The threat of foreign interference adds yet another layer of disinformation on the internet.
Intelligence officials have confirmed that Russia and Iran have obtained Americans’ voter registration data in an effort to influence the election. Proud Boys hoaxes, threats, and spam—some seemingly driven by foreign actors—are surging before the election. One email claiming to be from the Proud Boys stated, “You will vote for Trump on Election Day or we will come after you. Change your party affiliation to Republican to let us know you received our message and will comply. We will know which candidate you voted for. I would take this seriously if I were you. Good luck." 
Voter intimidation and violence by far-right extremists
According to Reuters, U.S. intelligence is reporting a likely increase in extremist threats leading up to November 3rd. 
When President Trump told violent extremists to “stand by” at the first Presidential debate, the Proud Boys gleefully celebrated online and turned the president’s comments into their new slogan.
The next day, one of the country’s leading neo-Nazis Andrew Anglin—a defendant in our Charlottesville suit—embraced Trump’s comments as a rallying cry for a race war. He wrote in the Daily Stormer, “I got shivers. I still have shivers. [Trump] is telling the people to stand by. As in: get ready for war. He’s not going to let these people just roll over him with this [voter] fraud plot.”
Fueled by voter fraud disinformation and other conspiracies, these far-right extremists are prepared to defend the president this fall, potentially using violence.
We are providing a compilation of resources to help you play an active role in our democracy at this critical moment:
Democracy for President: How do we talk about political violence?
Brennan Center for Justice: Voters Should Not be Intimidated

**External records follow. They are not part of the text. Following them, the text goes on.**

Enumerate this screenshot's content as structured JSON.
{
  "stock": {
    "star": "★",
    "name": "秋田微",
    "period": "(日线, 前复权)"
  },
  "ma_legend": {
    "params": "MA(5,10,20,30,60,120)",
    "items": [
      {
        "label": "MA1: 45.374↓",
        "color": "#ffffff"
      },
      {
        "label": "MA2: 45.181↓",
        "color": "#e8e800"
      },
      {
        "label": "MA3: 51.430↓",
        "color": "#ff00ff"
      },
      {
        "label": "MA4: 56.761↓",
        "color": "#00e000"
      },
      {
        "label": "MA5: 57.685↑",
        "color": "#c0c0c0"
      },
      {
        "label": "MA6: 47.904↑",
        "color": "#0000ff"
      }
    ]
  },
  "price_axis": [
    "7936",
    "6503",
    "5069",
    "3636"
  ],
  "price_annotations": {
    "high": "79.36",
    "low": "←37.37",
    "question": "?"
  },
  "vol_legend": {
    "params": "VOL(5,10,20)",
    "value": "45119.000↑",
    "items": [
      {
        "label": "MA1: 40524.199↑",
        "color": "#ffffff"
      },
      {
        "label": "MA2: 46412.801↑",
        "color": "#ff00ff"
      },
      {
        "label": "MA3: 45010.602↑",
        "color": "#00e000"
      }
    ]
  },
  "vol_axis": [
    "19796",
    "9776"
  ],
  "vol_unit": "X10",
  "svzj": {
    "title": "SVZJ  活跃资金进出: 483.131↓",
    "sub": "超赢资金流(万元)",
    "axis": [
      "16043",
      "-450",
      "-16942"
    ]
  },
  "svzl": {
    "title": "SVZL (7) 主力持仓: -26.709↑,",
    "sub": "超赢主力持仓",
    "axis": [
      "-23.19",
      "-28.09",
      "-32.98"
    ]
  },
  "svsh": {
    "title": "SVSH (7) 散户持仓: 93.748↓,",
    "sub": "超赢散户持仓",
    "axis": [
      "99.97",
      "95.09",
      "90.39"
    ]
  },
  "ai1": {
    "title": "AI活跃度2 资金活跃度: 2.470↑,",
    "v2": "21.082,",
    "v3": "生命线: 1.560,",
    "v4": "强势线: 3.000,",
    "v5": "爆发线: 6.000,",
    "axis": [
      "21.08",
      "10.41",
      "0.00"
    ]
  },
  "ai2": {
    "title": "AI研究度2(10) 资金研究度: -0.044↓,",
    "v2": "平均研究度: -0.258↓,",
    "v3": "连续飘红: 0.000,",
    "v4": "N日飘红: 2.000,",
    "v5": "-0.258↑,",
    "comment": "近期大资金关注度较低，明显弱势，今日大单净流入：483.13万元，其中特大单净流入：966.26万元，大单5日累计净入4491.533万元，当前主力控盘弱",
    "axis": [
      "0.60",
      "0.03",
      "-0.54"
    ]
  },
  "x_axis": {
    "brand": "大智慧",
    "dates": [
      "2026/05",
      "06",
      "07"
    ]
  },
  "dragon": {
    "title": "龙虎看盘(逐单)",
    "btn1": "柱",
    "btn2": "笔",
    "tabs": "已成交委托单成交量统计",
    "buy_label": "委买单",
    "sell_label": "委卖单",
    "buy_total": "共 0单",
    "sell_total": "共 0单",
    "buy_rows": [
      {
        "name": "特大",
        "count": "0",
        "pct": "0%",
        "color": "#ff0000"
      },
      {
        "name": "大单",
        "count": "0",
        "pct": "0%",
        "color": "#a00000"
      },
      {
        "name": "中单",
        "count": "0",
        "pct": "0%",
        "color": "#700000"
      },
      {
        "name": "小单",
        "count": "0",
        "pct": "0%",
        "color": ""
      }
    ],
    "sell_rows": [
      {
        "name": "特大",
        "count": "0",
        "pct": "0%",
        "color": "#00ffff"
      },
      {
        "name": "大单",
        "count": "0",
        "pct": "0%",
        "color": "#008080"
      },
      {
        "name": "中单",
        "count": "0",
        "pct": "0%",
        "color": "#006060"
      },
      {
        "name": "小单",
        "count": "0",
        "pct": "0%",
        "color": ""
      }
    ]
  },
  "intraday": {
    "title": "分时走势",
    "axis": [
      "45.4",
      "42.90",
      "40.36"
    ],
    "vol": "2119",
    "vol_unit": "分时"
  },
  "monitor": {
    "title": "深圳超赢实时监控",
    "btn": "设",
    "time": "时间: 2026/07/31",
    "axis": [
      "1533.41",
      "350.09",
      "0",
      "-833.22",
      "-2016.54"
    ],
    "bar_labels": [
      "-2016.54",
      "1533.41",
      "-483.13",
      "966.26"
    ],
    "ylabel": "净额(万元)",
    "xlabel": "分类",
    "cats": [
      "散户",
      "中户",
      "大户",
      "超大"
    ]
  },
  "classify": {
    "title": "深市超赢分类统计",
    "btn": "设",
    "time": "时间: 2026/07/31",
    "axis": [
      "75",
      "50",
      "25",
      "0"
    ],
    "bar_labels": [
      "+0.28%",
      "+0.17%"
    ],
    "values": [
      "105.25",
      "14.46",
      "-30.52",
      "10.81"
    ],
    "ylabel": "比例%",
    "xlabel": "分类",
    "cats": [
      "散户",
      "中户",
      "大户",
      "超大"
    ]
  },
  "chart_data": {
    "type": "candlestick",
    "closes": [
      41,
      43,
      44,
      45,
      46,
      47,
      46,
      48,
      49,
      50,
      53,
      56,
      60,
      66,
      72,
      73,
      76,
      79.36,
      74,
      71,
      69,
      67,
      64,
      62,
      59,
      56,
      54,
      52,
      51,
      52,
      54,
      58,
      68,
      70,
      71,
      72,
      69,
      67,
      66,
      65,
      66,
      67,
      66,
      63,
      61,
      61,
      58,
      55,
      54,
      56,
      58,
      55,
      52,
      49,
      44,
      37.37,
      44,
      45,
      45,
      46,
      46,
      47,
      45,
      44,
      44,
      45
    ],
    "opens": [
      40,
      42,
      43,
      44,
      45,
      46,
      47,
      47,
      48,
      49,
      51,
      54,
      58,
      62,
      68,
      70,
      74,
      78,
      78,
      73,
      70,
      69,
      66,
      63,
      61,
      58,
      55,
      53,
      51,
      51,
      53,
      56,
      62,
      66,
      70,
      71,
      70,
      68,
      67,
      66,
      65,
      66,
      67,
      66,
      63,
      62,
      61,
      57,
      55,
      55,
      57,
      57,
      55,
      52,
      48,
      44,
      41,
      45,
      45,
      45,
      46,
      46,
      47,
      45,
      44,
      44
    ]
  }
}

The Lawyers’ Committee for Civil and Human Rights and its Stop Hate Project provides resources to individuals and communities combating hate. They also run a hotline to report incidents and get advice: 1-844-NO-HATE. The Lawyers' Committee is also powering 866OURVOTE with election protection resources and hotlines: 866OURVOTE.
Everytown for Gun Safety: Preventing and Responding to Illegal Armed Voter Intimidation and Election Interference.
Georgetown Law Institute for Constitutional Advocacy and Protection: Addressing the Rise of Unlawful Private Paramilitaries - State Fact Sheet
Coalition to Stop Gun Violence: Guns Down at the Polls: How States Can and Should Limit Firearms at Polling Places
Mediators Beyond Borders: The Trust Network includes a list of trainings, a powerpoint resource guide, and articles.
Southern Poverty Law Center’s Hate Map provides updates on active hate groups in states.
Political Research Associates: Paramilitaries at the Polls.
Security Positive: Safety Planning Your Visit to the Polls.
If you’d like to suggest a resource to be added to this page, please email us at [email protected].
- What is QAnon, the Viral Pro-Trump Conspiracy Theory? -The New York Times
- QAnon accounts make a dent in voting discussion on Twitter -NBC News
- Proud Boys Hoaxes, Threats, and Spam are Surging Before the Election -The Daily Beast
- U.S. Intelligence reports warn of extremist threat around election -Reuters